▸ Work to be completed
Using the listing, copy each whole line that features "rest".

[[ Records supplied open ]]

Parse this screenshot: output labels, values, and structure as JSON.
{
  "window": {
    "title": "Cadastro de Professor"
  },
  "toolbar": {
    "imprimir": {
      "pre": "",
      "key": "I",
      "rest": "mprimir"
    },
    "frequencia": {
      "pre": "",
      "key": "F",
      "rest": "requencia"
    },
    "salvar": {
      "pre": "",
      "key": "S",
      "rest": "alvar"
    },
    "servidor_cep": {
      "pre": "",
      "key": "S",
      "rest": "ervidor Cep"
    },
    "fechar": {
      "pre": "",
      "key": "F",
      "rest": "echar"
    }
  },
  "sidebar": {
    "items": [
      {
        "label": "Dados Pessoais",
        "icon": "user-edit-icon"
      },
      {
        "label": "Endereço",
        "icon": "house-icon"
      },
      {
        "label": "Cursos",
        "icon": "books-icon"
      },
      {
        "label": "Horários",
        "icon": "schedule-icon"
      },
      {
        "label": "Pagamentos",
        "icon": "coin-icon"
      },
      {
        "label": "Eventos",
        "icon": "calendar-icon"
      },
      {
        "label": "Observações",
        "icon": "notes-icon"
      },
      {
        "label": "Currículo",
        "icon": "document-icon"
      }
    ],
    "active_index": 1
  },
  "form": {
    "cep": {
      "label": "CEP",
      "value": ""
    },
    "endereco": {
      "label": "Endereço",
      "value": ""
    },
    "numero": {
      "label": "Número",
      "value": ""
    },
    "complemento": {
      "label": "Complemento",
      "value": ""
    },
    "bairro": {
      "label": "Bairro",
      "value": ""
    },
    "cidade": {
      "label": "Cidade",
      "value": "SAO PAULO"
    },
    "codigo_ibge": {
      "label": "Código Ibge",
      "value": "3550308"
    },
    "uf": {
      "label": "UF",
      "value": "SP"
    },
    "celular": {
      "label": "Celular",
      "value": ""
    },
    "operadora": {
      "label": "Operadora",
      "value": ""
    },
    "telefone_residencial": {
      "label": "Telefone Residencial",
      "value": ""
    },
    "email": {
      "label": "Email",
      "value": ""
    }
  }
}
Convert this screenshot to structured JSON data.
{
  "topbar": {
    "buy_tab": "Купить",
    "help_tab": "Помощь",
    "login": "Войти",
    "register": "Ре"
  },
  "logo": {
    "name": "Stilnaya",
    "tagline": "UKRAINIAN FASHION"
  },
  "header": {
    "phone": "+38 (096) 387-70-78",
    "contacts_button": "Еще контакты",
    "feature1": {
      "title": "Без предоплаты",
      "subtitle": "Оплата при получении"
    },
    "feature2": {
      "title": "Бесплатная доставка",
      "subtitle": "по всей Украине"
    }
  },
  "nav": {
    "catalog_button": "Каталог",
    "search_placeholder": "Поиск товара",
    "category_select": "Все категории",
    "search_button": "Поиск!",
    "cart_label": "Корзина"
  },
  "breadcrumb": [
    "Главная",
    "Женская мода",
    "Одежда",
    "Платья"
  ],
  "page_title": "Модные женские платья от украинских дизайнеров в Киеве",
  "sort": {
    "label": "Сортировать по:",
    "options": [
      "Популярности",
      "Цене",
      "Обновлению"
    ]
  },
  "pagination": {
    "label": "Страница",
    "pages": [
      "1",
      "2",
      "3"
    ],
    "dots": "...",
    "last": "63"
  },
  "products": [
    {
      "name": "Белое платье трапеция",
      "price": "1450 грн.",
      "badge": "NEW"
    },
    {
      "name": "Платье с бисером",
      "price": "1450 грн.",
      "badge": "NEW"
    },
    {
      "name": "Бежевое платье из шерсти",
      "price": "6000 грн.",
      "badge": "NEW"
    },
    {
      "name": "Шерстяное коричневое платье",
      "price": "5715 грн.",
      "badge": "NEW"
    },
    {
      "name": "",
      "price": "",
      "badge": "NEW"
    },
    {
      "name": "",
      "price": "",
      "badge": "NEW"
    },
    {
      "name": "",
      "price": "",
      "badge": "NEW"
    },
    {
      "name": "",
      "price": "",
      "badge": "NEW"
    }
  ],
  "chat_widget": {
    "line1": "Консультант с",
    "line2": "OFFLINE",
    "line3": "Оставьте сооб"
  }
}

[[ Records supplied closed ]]

▸ Solution
      "rest": "mprimir"
      "rest": "requencia"
      "rest": "alvar"
      "rest": "ervidor Cep"
      "rest": "echar"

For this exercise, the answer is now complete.